Submergence is a large, immersive, walkthrough light experience. This is the largest version ever shown, comprising of some 24,000 individual points of suspended light, that transforms the space into a hybrid environment where virtual and physical worlds coincide.
18. Light, Stone, Pavement by Raoul Simpson, Jubilee Park
Light, Stone, Pavement is a playful, contemporary take on the simple game of hopscotch, where the chalk lines are replaced by a glowing outline of electric luminescent ribbon triggered by the player’s progression through the game.
19. Flow by Squidsoup, Jubilee Park
Flow is a series of explorations using dynamically controlled points of light to visualise the flow of energy, data and objects. The piece is inspired by the myriad of cultural references to energy and flow patterns, from Aboriginal dreamtime paintings to Japanese wave and ripple designs.
20. Floating Islands by Mürüde Mehmet, Jubilee Park
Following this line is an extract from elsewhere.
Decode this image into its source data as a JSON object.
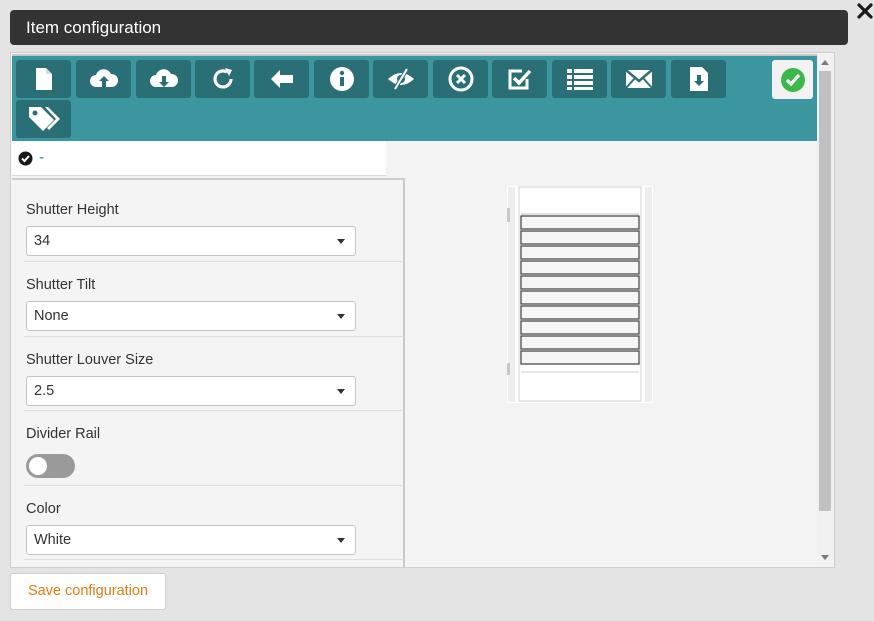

Community artist Mürüde Mehmet will be working with local children in Tower Hamlets to construct colourful organic floating forms made from recycled bottles. The creations will be displayed on the running water streams at Canary Wharf, encouraging awareness of how much waste is created by single use plastic water bottles.
21. Angels of Freedom by OGE Collective, Jubilee Place
These beautiful illuminated wings travel around the world, connecting people by allowing everyone to become an angel in their own way.
The Festival takes place from Tuesday 15 – Saturday 26 January 2019 between 5-10pm throughout Canary Wharf, the festival is free to attend.
We have an early visitor to West India Dock with the arrival of Superyacht Reef Chief in West India Dock. The yacht was last in the dock in June 2018 and shares the berth with the tall ship Tenacious.
Reef Chief is a 49.07m, 160.76ft luxury yacht which was built in United States of America by Trinity Yachts and delivered in 2009. The yacht was previously named Anjilis and her luxurious interior is designed by Glade Johnson Design and her exterior styling is by Geoff Van Aller.
The yacht has a aluminium hull superstructure with an ultra-modern stabilization system. Reef Chief can accommodate 11 guests in 5 rooms and can carry up to 9 crew onboard.
Various reports suggest the yacht has been sold recently, but as usual it is very difficult to find out who actually owns the vessel.